TASK DIRECTIONS: The data should be written out in full, exactly as it stands, and the pictures dropped.

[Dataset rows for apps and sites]
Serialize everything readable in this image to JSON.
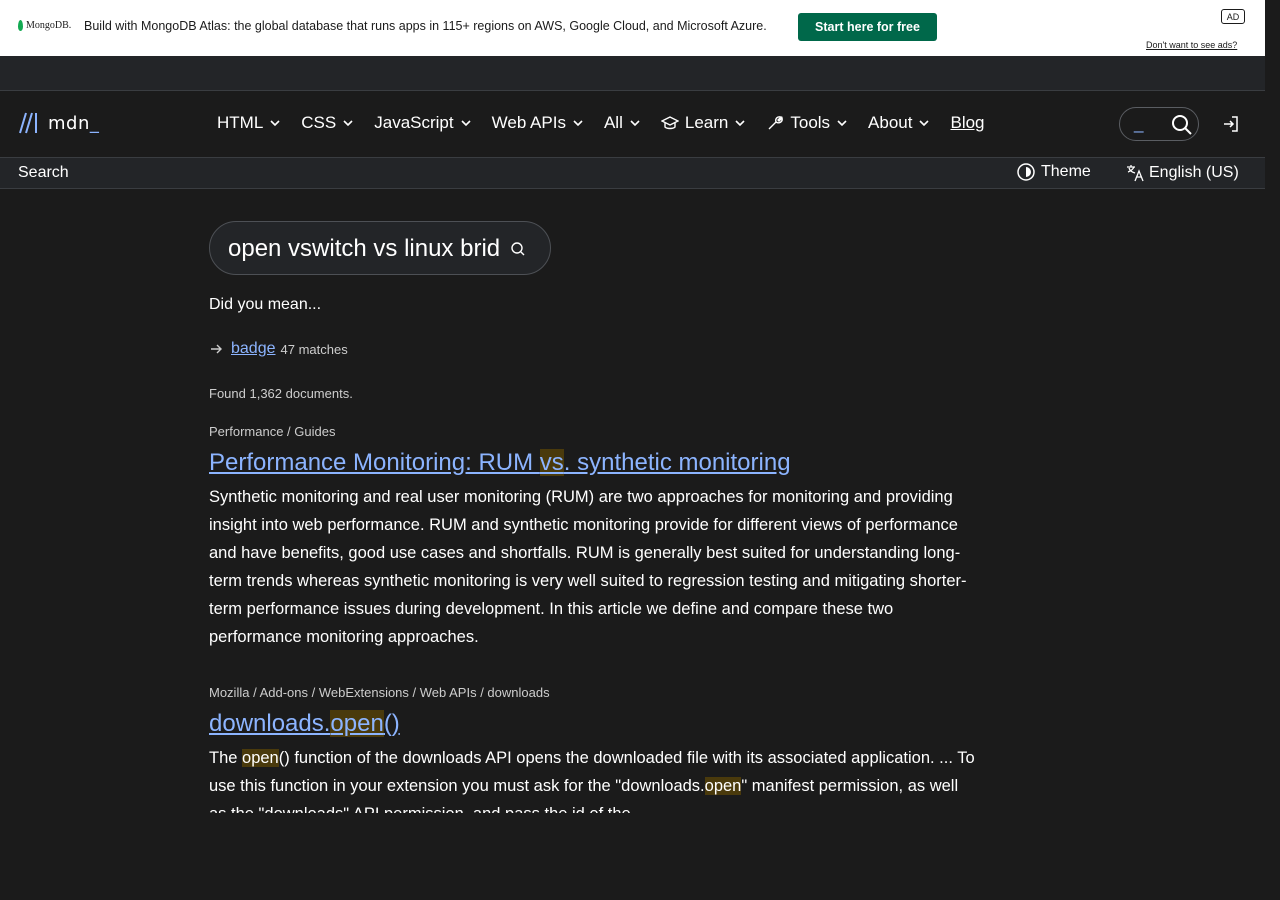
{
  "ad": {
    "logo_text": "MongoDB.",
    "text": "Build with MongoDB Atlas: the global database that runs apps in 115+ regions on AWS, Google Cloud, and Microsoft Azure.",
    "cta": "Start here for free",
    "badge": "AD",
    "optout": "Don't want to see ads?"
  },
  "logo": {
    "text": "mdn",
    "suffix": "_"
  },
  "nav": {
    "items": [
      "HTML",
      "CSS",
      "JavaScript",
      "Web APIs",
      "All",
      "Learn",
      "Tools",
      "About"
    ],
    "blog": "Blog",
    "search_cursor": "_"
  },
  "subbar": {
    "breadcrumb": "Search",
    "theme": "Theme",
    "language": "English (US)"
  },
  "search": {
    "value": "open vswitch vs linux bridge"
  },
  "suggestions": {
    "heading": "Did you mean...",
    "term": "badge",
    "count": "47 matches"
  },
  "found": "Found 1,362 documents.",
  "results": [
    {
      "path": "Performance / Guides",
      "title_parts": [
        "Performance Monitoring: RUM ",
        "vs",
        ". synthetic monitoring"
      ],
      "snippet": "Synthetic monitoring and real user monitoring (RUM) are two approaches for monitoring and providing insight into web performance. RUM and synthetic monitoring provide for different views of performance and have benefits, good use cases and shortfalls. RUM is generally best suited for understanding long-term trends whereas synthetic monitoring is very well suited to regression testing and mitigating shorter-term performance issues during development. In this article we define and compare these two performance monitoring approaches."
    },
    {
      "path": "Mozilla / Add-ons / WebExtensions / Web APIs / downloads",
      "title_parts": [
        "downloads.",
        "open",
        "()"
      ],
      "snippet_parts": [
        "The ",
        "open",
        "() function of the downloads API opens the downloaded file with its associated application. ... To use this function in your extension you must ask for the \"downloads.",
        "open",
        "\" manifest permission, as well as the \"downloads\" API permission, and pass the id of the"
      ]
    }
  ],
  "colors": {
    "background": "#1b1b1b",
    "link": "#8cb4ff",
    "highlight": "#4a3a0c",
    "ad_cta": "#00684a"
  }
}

SOLUTION BELOW:
Serialize everything readable in this image to JSON.
{
  "ad": {
    "logo_text": "MongoDB.",
    "text": "Build with MongoDB Atlas: the global database that runs apps in 115+ regions on AWS, Google Cloud, and Microsoft Azure.",
    "cta": "Start here for free",
    "badge": "AD",
    "optout": "Don't want to see ads?"
  },
  "logo": {
    "text": "mdn",
    "suffix": "_"
  },
  "nav": {
    "items": [
      "HTML",
      "CSS",
      "JavaScript",
      "Web APIs",
      "All",
      "Learn",
      "Tools",
      "About"
    ],
    "blog": "Blog",
    "search_cursor": "_"
  },
  "subbar": {
    "breadcrumb": "Search",
    "theme": "Theme",
    "language": "English (US)"
  },
  "search": {
    "value": "open vswitch vs linux bridge"
  },
  "suggestions": {
    "heading": "Did you mean...",
    "term": "badge",
    "count": "47 matches"
  },
  "found": "Found 1,362 documents.",
  "results": [
    {
      "path": "Performance / Guides",
      "title_parts": [
        "Performance Monitoring: RUM ",
        "vs",
        ". synthetic monitoring"
      ],
      "snippet": "Synthetic monitoring and real user monitoring (RUM) are two approaches for monitoring and providing insight into web performance. RUM and synthetic monitoring provide for different views of performance and have benefits, good use cases and shortfalls. RUM is generally best suited for understanding long-term trends whereas synthetic monitoring is very well suited to regression testing and mitigating shorter-term performance issues during development. In this article we define and compare these two performance monitoring approaches."
    },
    {
      "path": "Mozilla / Add-ons / WebExtensions / Web APIs / downloads",
      "title_parts": [
        "downloads.",
        "open",
        "()"
      ],
      "snippet_parts": [
        "The ",
        "open",
        "() function of the downloads API opens the downloaded file with its associated application. ... To use this function in your extension you must ask for the \"downloads.",
        "open",
        "\" manifest permission, as well as the \"downloads\" API permission, and pass the id of the"
      ]
    }
  ],
  "colors": {
    "background": "#1b1b1b",
    "link": "#8cb4ff",
    "highlight": "#4a3a0c",
    "ad_cta": "#00684a"
  }
}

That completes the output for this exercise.